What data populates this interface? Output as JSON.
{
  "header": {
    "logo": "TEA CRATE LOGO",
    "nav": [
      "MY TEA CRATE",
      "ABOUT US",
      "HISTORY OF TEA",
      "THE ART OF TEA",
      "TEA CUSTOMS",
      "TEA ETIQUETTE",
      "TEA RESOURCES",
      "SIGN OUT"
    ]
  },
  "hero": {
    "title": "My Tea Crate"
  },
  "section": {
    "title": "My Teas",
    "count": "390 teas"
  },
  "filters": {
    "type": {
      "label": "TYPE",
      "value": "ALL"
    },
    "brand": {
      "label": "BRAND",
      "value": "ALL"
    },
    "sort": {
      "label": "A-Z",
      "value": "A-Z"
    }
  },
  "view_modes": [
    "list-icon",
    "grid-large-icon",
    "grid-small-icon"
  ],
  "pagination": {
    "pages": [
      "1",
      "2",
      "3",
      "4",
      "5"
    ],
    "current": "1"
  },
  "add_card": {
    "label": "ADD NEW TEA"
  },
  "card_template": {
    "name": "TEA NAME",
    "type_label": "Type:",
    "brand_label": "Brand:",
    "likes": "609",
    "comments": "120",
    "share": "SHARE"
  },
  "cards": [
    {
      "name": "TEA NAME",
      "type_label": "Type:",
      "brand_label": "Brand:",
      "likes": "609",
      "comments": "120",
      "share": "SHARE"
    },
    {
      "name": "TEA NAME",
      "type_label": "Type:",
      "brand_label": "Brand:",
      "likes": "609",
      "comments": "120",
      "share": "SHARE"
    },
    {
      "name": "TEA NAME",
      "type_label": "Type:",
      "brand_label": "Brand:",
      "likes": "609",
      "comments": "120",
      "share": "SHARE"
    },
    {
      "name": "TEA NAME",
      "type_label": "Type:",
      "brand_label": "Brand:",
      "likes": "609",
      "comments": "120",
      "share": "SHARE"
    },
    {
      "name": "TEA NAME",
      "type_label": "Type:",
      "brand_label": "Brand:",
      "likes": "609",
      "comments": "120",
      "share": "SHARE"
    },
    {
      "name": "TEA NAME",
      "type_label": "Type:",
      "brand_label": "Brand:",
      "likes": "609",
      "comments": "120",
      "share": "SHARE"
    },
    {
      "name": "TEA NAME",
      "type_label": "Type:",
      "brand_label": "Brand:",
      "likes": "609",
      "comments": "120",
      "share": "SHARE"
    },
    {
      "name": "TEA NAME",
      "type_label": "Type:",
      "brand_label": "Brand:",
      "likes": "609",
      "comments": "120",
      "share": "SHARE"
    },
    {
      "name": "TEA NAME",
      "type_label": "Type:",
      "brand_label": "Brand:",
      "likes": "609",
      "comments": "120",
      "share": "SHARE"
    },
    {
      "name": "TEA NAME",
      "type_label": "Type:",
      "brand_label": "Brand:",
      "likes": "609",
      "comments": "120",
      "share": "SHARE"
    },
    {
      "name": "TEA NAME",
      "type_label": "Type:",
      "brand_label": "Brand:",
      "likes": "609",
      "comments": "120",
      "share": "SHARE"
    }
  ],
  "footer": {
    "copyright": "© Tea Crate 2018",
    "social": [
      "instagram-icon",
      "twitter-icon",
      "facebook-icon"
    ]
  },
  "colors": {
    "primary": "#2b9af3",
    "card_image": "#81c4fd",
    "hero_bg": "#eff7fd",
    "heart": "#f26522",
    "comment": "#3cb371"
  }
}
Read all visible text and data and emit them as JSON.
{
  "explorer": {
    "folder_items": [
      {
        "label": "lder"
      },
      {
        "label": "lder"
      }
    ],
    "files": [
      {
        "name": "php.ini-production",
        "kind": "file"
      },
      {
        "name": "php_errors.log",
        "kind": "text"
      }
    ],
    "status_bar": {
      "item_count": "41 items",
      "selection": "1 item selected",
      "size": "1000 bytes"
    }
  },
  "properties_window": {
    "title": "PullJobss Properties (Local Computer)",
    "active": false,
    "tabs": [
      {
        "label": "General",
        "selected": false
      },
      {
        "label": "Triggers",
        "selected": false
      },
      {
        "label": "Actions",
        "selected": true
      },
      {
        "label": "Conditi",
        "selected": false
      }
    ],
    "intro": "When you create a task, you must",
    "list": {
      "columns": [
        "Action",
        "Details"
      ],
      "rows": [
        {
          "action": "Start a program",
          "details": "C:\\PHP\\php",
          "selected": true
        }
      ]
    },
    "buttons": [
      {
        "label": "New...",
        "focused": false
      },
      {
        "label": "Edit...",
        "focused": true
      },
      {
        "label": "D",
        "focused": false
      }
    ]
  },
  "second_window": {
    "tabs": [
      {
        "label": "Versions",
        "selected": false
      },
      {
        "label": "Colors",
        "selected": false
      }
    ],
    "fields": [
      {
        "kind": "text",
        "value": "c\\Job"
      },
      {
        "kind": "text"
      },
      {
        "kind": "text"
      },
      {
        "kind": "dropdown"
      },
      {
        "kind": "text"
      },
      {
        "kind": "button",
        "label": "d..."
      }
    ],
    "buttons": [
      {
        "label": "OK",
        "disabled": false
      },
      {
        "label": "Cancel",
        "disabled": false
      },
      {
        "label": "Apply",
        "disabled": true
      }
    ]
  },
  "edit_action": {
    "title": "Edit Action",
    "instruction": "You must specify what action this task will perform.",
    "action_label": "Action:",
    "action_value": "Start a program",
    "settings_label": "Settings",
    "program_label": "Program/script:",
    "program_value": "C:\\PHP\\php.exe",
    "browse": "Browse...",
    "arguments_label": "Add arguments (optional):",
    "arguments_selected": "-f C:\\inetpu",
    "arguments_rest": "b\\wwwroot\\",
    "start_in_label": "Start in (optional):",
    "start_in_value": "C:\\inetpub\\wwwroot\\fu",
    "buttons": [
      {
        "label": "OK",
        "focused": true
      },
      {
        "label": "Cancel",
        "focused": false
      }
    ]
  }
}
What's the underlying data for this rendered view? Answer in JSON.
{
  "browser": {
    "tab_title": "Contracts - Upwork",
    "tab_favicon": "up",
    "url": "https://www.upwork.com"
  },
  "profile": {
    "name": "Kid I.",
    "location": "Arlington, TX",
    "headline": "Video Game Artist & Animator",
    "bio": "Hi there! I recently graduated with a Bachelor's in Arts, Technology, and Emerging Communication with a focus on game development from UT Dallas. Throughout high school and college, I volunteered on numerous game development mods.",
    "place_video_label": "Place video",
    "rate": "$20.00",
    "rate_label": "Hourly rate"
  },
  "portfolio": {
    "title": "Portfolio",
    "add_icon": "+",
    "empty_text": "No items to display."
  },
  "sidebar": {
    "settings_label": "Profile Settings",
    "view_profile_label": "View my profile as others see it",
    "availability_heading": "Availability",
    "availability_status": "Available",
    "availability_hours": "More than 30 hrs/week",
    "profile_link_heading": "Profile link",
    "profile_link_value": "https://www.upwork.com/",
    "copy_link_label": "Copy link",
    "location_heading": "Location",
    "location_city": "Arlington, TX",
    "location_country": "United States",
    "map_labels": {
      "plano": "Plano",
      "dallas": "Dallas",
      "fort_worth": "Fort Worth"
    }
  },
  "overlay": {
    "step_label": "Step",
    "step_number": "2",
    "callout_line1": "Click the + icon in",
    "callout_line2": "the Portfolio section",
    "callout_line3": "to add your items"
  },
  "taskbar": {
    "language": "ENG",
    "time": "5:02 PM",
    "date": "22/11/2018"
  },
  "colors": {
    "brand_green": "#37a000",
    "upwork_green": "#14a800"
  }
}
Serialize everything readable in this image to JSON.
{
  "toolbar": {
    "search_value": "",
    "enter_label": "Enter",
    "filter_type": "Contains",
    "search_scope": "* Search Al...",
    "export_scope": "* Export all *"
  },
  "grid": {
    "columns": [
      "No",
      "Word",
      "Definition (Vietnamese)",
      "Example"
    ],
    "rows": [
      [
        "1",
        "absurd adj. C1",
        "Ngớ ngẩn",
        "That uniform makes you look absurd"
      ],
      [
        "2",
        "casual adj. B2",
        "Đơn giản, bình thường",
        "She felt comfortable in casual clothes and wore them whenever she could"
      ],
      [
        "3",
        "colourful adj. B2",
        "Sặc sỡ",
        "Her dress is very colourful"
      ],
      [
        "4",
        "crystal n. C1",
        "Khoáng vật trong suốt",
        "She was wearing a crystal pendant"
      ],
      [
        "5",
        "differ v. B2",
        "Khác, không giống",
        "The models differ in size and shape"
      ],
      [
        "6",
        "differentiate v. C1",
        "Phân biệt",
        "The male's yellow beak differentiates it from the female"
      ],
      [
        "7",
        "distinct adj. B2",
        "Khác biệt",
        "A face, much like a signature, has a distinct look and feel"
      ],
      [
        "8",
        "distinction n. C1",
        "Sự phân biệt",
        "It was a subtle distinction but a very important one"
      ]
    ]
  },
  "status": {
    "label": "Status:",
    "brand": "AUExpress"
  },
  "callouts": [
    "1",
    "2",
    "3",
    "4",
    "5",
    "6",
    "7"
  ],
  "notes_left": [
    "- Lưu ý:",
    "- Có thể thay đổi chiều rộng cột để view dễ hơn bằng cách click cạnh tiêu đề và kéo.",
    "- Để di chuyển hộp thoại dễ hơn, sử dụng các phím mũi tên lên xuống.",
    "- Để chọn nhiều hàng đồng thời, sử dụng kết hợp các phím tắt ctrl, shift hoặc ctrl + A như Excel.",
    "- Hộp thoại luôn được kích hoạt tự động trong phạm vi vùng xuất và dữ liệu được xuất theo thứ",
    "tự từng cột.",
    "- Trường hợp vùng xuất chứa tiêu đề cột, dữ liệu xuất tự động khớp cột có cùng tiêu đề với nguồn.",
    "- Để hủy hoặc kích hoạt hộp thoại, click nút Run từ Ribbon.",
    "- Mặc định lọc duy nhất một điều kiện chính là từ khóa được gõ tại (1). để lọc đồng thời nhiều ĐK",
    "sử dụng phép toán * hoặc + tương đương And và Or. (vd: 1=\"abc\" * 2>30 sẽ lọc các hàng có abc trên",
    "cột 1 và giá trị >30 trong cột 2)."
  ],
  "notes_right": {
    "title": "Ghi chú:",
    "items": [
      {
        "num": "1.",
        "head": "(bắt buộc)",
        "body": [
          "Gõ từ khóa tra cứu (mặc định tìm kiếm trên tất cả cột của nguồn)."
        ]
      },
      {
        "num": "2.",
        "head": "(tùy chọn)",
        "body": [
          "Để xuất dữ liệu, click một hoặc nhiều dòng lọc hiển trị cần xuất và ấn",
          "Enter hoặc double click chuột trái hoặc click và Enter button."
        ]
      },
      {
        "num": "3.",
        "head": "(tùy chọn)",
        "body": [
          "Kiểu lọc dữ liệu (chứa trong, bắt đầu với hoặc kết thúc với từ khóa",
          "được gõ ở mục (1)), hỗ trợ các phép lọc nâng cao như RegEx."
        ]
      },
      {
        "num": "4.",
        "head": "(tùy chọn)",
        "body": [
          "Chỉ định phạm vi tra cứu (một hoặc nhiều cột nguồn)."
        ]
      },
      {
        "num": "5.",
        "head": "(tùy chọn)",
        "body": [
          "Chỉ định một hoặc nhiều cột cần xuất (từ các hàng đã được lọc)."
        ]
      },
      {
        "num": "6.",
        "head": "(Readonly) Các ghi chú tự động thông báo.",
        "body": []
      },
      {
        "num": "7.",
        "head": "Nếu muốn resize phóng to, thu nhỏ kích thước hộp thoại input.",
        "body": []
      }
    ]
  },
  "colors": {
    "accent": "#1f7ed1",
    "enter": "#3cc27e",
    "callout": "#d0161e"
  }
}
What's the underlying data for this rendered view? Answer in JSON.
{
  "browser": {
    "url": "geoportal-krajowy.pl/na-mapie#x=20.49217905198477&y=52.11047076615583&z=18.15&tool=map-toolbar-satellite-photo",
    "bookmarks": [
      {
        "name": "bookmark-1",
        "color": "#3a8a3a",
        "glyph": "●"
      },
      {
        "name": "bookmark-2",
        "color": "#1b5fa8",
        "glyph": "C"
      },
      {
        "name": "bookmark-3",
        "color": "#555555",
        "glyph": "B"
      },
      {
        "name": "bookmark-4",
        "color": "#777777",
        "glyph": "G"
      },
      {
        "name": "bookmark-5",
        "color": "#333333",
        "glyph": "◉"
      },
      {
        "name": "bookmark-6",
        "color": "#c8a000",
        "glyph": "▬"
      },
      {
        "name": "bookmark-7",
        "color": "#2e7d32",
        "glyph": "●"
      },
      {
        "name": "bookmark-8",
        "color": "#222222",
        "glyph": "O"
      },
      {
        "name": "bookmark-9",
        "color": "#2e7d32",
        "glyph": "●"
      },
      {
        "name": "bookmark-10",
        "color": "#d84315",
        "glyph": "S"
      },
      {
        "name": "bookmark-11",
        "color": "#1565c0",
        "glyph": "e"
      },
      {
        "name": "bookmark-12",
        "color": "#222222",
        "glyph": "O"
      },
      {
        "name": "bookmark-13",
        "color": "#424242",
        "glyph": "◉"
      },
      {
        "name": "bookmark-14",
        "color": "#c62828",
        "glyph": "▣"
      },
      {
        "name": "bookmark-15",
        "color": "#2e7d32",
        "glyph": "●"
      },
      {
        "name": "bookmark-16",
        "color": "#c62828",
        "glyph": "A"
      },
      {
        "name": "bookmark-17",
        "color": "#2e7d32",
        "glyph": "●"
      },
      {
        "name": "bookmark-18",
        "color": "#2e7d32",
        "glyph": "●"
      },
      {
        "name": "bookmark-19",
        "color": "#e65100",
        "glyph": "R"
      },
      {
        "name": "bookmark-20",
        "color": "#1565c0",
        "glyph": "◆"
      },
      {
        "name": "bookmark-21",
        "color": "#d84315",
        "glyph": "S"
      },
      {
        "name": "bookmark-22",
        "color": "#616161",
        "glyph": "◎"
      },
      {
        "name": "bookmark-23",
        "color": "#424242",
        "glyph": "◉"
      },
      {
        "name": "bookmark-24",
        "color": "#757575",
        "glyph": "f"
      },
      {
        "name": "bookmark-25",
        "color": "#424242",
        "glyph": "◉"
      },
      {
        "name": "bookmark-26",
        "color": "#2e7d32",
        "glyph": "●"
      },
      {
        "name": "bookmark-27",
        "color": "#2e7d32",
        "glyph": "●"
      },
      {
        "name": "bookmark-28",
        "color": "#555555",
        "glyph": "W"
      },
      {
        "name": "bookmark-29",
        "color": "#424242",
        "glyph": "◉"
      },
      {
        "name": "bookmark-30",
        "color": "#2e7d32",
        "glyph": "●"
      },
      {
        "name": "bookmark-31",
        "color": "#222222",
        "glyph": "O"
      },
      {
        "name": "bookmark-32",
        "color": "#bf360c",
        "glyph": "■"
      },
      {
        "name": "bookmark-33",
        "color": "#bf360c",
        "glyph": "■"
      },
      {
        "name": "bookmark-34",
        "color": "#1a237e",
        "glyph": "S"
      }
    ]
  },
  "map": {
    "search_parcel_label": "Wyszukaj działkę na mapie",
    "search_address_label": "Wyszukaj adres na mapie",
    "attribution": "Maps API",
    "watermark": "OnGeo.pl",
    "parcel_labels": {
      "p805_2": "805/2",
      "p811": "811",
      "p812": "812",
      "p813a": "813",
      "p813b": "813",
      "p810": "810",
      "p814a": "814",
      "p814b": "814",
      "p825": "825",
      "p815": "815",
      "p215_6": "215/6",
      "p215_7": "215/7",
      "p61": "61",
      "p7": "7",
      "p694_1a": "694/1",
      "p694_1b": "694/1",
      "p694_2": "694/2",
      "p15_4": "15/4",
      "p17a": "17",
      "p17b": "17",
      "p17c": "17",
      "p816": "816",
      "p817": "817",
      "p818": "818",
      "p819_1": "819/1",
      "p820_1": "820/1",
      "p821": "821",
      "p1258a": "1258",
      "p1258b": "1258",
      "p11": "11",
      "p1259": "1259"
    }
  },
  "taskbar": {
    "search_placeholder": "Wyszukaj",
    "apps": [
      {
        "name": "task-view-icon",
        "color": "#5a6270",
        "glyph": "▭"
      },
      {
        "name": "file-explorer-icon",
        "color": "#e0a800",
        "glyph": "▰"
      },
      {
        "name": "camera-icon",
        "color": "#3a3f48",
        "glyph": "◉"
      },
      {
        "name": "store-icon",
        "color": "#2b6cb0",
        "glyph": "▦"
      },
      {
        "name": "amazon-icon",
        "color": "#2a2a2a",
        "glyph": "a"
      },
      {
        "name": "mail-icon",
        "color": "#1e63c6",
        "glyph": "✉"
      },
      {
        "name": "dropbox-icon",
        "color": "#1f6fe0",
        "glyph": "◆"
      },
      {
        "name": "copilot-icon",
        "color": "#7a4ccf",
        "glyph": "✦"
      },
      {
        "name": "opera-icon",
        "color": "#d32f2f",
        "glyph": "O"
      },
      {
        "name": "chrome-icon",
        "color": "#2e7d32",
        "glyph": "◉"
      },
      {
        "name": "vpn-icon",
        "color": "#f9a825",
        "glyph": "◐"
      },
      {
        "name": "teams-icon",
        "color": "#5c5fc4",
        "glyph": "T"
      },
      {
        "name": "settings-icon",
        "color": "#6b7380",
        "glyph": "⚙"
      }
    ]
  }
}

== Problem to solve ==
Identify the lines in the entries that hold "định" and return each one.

== Worked solution ==
    "- Mặc định lọc duy nhất một điều kiện chính là từ khóa được gõ tại (1). để lọc đồng thời nhiều ĐK",
          "Gõ từ khóa tra cứu (mặc định tìm kiếm trên tất cả cột của nguồn)."
          "Chỉ định phạm vi tra cứu (một hoặc nhiều cột nguồn)."
          "Chỉ định một hoặc nhiều cột cần xuất (từ các hàng đã được lọc)."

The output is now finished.